(Dataset rows for apps and sites)
☆ ☆ ☆

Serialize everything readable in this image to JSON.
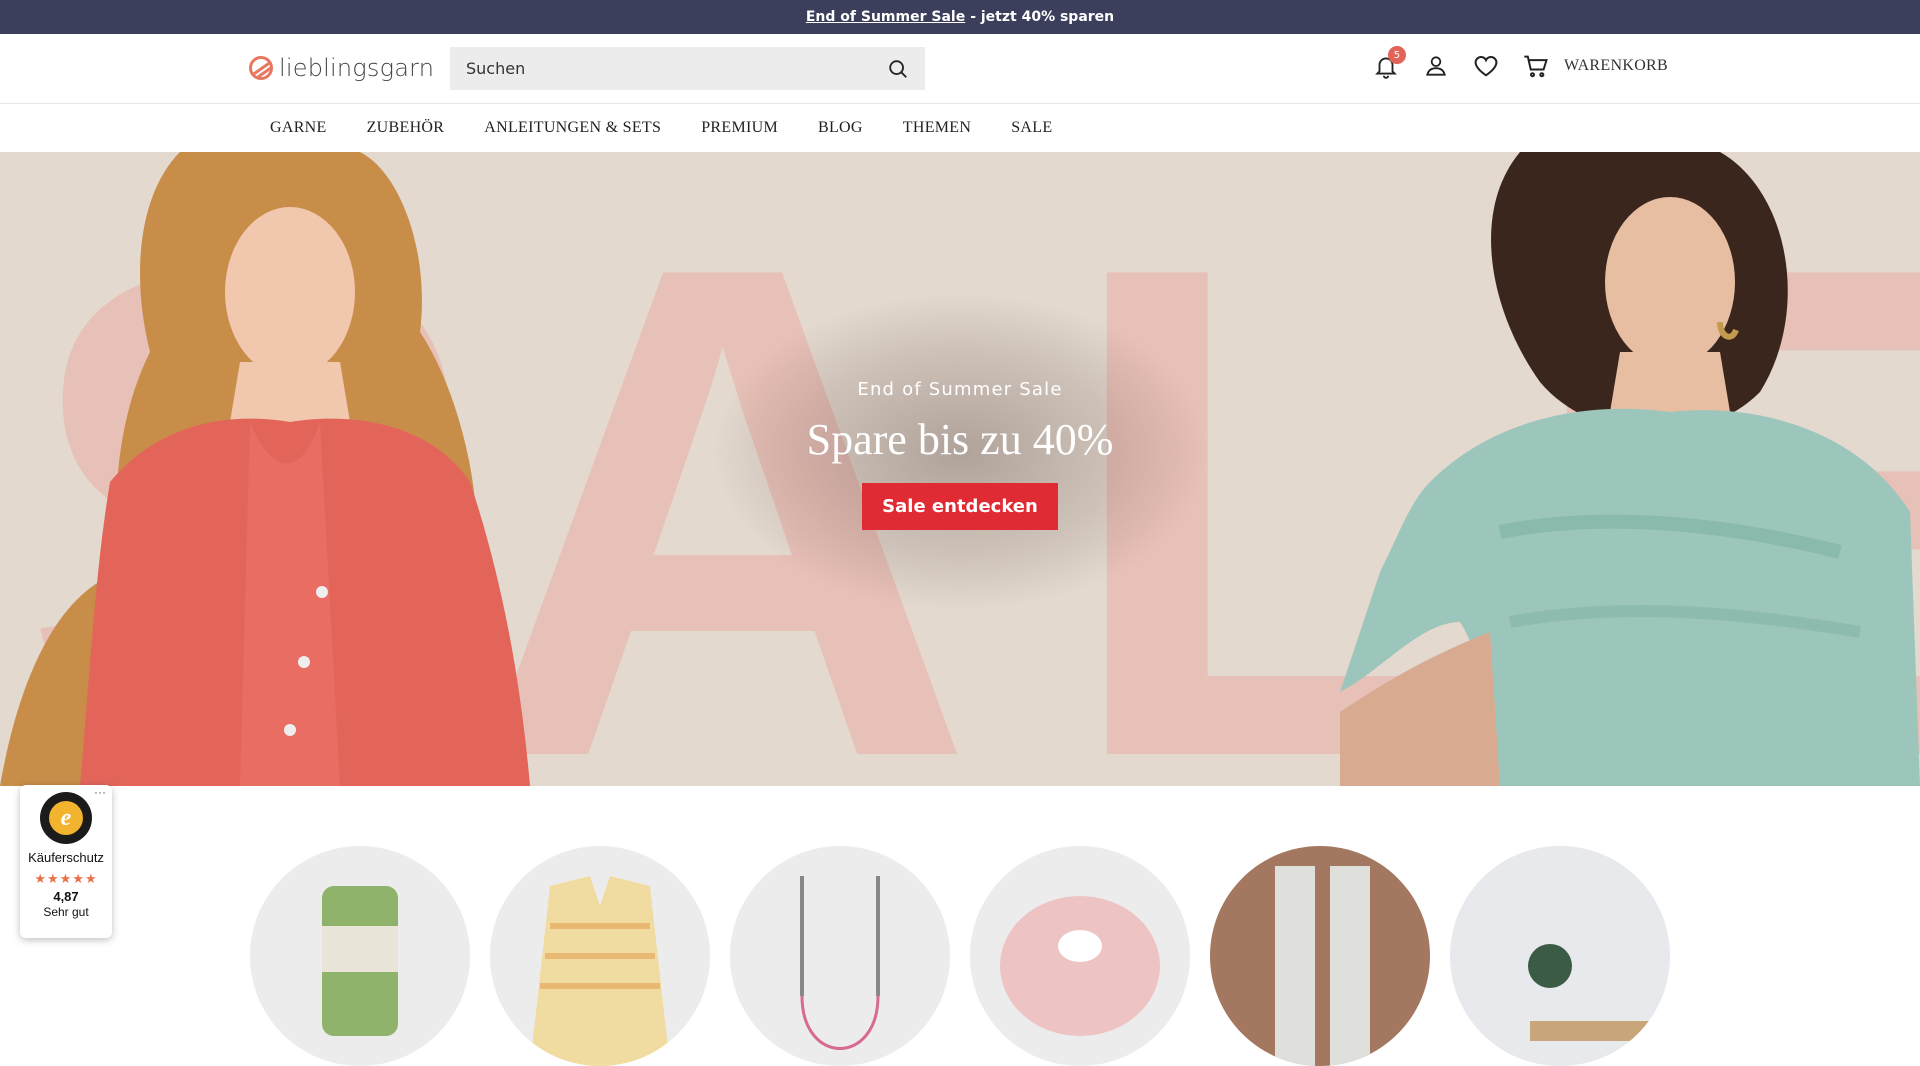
{
  "announcement": {
    "link_text": "End of Summer Sale",
    "text": "- jetzt 40% sparen"
  },
  "header": {
    "logo_text": "lieblingsgarn",
    "search_placeholder": "Suchen",
    "notifications_count": "5",
    "cart_label": "WARENKORB"
  },
  "nav": {
    "items": [
      "GARNE",
      "ZUBEHÖR",
      "ANLEITUNGEN & SETS",
      "PREMIUM",
      "BLOG",
      "THEMEN",
      "SALE"
    ]
  },
  "hero": {
    "eyebrow": "End of Summer Sale",
    "title": "Spare bis zu 40%",
    "button": "Sale entdecken",
    "colors": {
      "button": "#e02a34",
      "background": "#e3d9cf",
      "letters": "#e7c0b7"
    }
  },
  "trust_badge": {
    "label": "Käuferschutz",
    "stars": "★★★★★",
    "score": "4,87",
    "rating_text": "Sehr gut",
    "more": "···"
  },
  "categories": [
    {
      "icon": "yarn-ball"
    },
    {
      "icon": "cardigan"
    },
    {
      "icon": "circular-needles"
    },
    {
      "icon": "macrame-cord"
    },
    {
      "icon": "socks"
    },
    {
      "icon": "yarn-winder"
    }
  ],
  "colors": {
    "announcement_bg": "#3c3f5c",
    "badge": "#e26459"
  }
}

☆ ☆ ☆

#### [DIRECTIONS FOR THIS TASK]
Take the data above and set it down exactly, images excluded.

#### [TASK RESPONSE]
Serialize everything readable in this image to JSON.
{
  "announcement": {
    "link_text": "End of Summer Sale",
    "text": "- jetzt 40% sparen"
  },
  "header": {
    "logo_text": "lieblingsgarn",
    "search_placeholder": "Suchen",
    "notifications_count": "5",
    "cart_label": "WARENKORB"
  },
  "nav": {
    "items": [
      "GARNE",
      "ZUBEHÖR",
      "ANLEITUNGEN & SETS",
      "PREMIUM",
      "BLOG",
      "THEMEN",
      "SALE"
    ]
  },
  "hero": {
    "eyebrow": "End of Summer Sale",
    "title": "Spare bis zu 40%",
    "button": "Sale entdecken",
    "colors": {
      "button": "#e02a34",
      "background": "#e3d9cf",
      "letters": "#e7c0b7"
    }
  },
  "trust_badge": {
    "label": "Käuferschutz",
    "stars": "★★★★★",
    "score": "4,87",
    "rating_text": "Sehr gut",
    "more": "···"
  },
  "categories": [
    {
      "icon": "yarn-ball"
    },
    {
      "icon": "cardigan"
    },
    {
      "icon": "circular-needles"
    },
    {
      "icon": "macrame-cord"
    },
    {
      "icon": "socks"
    },
    {
      "icon": "yarn-winder"
    }
  ],
  "colors": {
    "announcement_bg": "#3c3f5c",
    "badge": "#e26459"
  }
}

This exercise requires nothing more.